About this exercise
Search each line of the data for the word "Performance"; copy every line where it is found.

++++ Given records ++++

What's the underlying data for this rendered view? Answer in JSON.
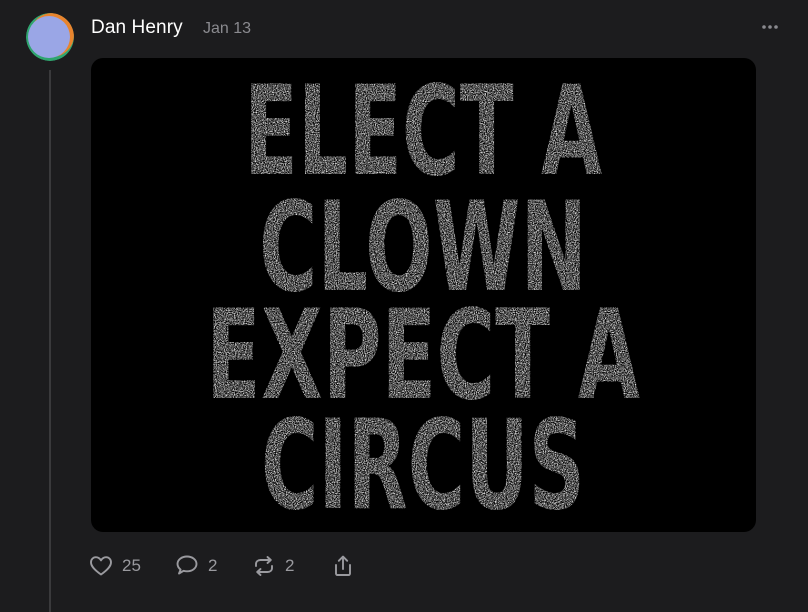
{
  "post": {
    "author": "Dan Henry",
    "timestamp": "Jan 13",
    "image_text": [
      "ELECT A",
      "CLOWN",
      "EXPECT A",
      "CIRCUS"
    ],
    "actions": {
      "like_count": "25",
      "reply_count": "2",
      "repost_count": "2"
    }
  },
  "icons": {
    "more": "ellipsis-icon",
    "like": "heart-icon",
    "reply": "speech-bubble-icon",
    "repost": "repost-arrows-icon",
    "share": "share-upload-icon"
  },
  "colors": {
    "background": "#1c1c1e",
    "text_primary": "#ffffff",
    "text_secondary": "#8a8a8f",
    "thread_line": "#3a3a3c",
    "image_background": "#000000"
  }
}
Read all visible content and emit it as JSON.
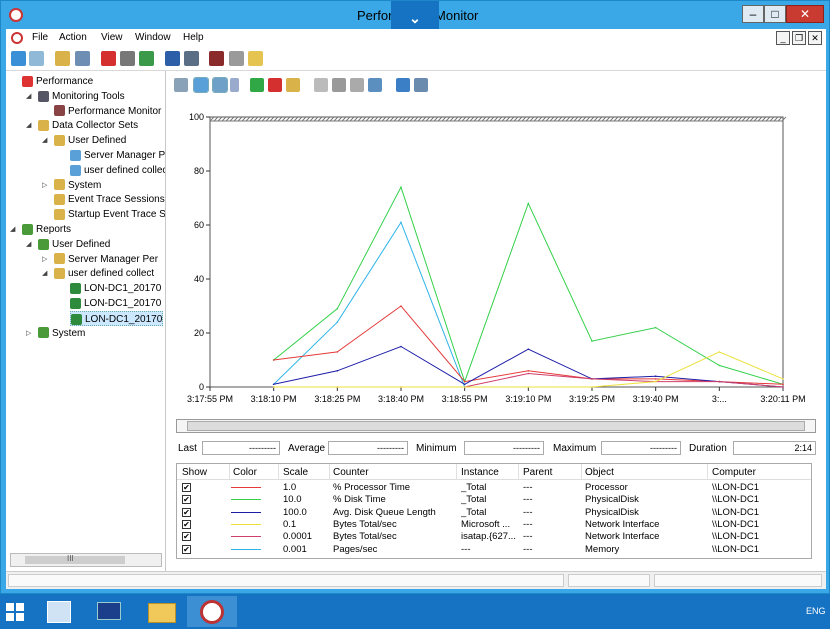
{
  "window": {
    "title": "Performance Monitor",
    "caption_overlay": "⌄",
    "minimize": "–",
    "maximize": "□",
    "close": "✕"
  },
  "menu": {
    "items": [
      "File",
      "Action",
      "View",
      "Window",
      "Help"
    ],
    "mdi_min": "_",
    "mdi_restore": "❐",
    "mdi_close": "✕"
  },
  "tree": {
    "nodes": [
      {
        "label": "Performance",
        "depth": 0,
        "expander": "",
        "icon_color": "#d33"
      },
      {
        "label": "Monitoring Tools",
        "depth": 1,
        "expander": "◢",
        "icon_color": "#556"
      },
      {
        "label": "Performance Monitor",
        "depth": 2,
        "expander": "",
        "icon_color": "#844"
      },
      {
        "label": "Data Collector Sets",
        "depth": 1,
        "expander": "◢",
        "icon_color": "#d9b24a"
      },
      {
        "label": "User Defined",
        "depth": 2,
        "expander": "◢",
        "icon_color": "#d9b24a"
      },
      {
        "label": "Server Manager Per",
        "depth": 3,
        "expander": "",
        "icon_color": "#5aa0d8"
      },
      {
        "label": "user defined collect",
        "depth": 3,
        "expander": "",
        "icon_color": "#5aa0d8"
      },
      {
        "label": "System",
        "depth": 2,
        "expander": "▷",
        "icon_color": "#d9b24a"
      },
      {
        "label": "Event Trace Sessions",
        "depth": 2,
        "expander": "",
        "icon_color": "#d9b24a"
      },
      {
        "label": "Startup Event Trace Ses",
        "depth": 2,
        "expander": "",
        "icon_color": "#d9b24a"
      },
      {
        "label": "Reports",
        "depth": 0,
        "expander": "◢",
        "icon_color": "#4a9a3a"
      },
      {
        "label": "User Defined",
        "depth": 1,
        "expander": "◢",
        "icon_color": "#4a9a3a"
      },
      {
        "label": "Server Manager Per",
        "depth": 2,
        "expander": "▷",
        "icon_color": "#d9b24a"
      },
      {
        "label": "user defined collect",
        "depth": 2,
        "expander": "◢",
        "icon_color": "#d9b24a"
      },
      {
        "label": "LON-DC1_20170",
        "depth": 3,
        "expander": "",
        "icon_color": "#2e8b3e"
      },
      {
        "label": "LON-DC1_20170",
        "depth": 3,
        "expander": "",
        "icon_color": "#2e8b3e"
      },
      {
        "label": "LON-DC1_20170",
        "depth": 3,
        "expander": "",
        "icon_color": "#2e8b3e",
        "selected": true
      },
      {
        "label": "System",
        "depth": 1,
        "expander": "▷",
        "icon_color": "#4a9a3a"
      }
    ],
    "scroll_glyph": "III"
  },
  "stats": {
    "last_label": "Last",
    "last_value": "---------",
    "average_label": "Average",
    "average_value": "---------",
    "minimum_label": "Minimum",
    "minimum_value": "---------",
    "maximum_label": "Maximum",
    "maximum_value": "---------",
    "duration_label": "Duration",
    "duration_value": "2:14"
  },
  "counters": {
    "headers": [
      "Show",
      "Color",
      "Scale",
      "Counter",
      "Instance",
      "Parent",
      "Object",
      "Computer"
    ],
    "check_glyph": "✔",
    "rows": [
      {
        "color": "#e53a3a",
        "scale": "1.0",
        "counter": "% Processor Time",
        "instance": "_Total",
        "parent": "---",
        "object": "Processor",
        "computer": "\\\\LON-DC1"
      },
      {
        "color": "#34d04a",
        "scale": "10.0",
        "counter": "% Disk Time",
        "instance": "_Total",
        "parent": "---",
        "object": "PhysicalDisk",
        "computer": "\\\\LON-DC1"
      },
      {
        "color": "#1c1ca8",
        "scale": "100.0",
        "counter": "Avg. Disk Queue Length",
        "instance": "_Total",
        "parent": "---",
        "object": "PhysicalDisk",
        "computer": "\\\\LON-DC1"
      },
      {
        "color": "#ece13a",
        "scale": "0.1",
        "counter": "Bytes Total/sec",
        "instance": "Microsoft ...",
        "parent": "---",
        "object": "Network Interface",
        "computer": "\\\\LON-DC1"
      },
      {
        "color": "#d0406a",
        "scale": "0.0001",
        "counter": "Bytes Total/sec",
        "instance": "isatap.{627...",
        "parent": "---",
        "object": "Network Interface",
        "computer": "\\\\LON-DC1"
      },
      {
        "color": "#2eb4e8",
        "scale": "0.001",
        "counter": "Pages/sec",
        "instance": "---",
        "parent": "---",
        "object": "Memory",
        "computer": "\\\\LON-DC1"
      }
    ]
  },
  "taskbar": {
    "language": "ENG"
  },
  "chart_data": {
    "type": "line",
    "x": [
      "3:17:55 PM",
      "3:18:10 PM",
      "3:18:25 PM",
      "3:18:40 PM",
      "3:18:55 PM",
      "3:19:10 PM",
      "3:19:25 PM",
      "3:19:40 PM",
      "3:...",
      "3:20:11 PM"
    ],
    "ylim": [
      0,
      100
    ],
    "yticks": [
      "0",
      "20",
      "40",
      "60",
      "80",
      "100"
    ],
    "grid": false,
    "series": [
      {
        "color": "#34d04a",
        "values": [
          null,
          10,
          29,
          74,
          2,
          68,
          17,
          22,
          8,
          1
        ]
      },
      {
        "color": "#2eb4e8",
        "values": [
          null,
          1,
          24,
          61,
          0,
          null,
          null,
          null,
          null,
          null
        ]
      },
      {
        "color": "#e53a3a",
        "values": [
          null,
          10,
          13,
          30,
          2,
          6,
          3,
          3,
          2,
          1
        ]
      },
      {
        "color": "#1c1ca8",
        "values": [
          null,
          1,
          6,
          15,
          1,
          14,
          3,
          4,
          2,
          0
        ]
      },
      {
        "color": "#d0406a",
        "values": [
          null,
          0,
          0,
          0,
          0,
          5,
          3,
          2,
          2,
          0
        ]
      },
      {
        "color": "#ece13a",
        "values": [
          null,
          0,
          0,
          0,
          0,
          0,
          0,
          2,
          13,
          3
        ]
      }
    ]
  }
}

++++

Response for this exercise
    "title": "Performance Monitor",
        "label": "Performance",
        "label": "Performance Monitor",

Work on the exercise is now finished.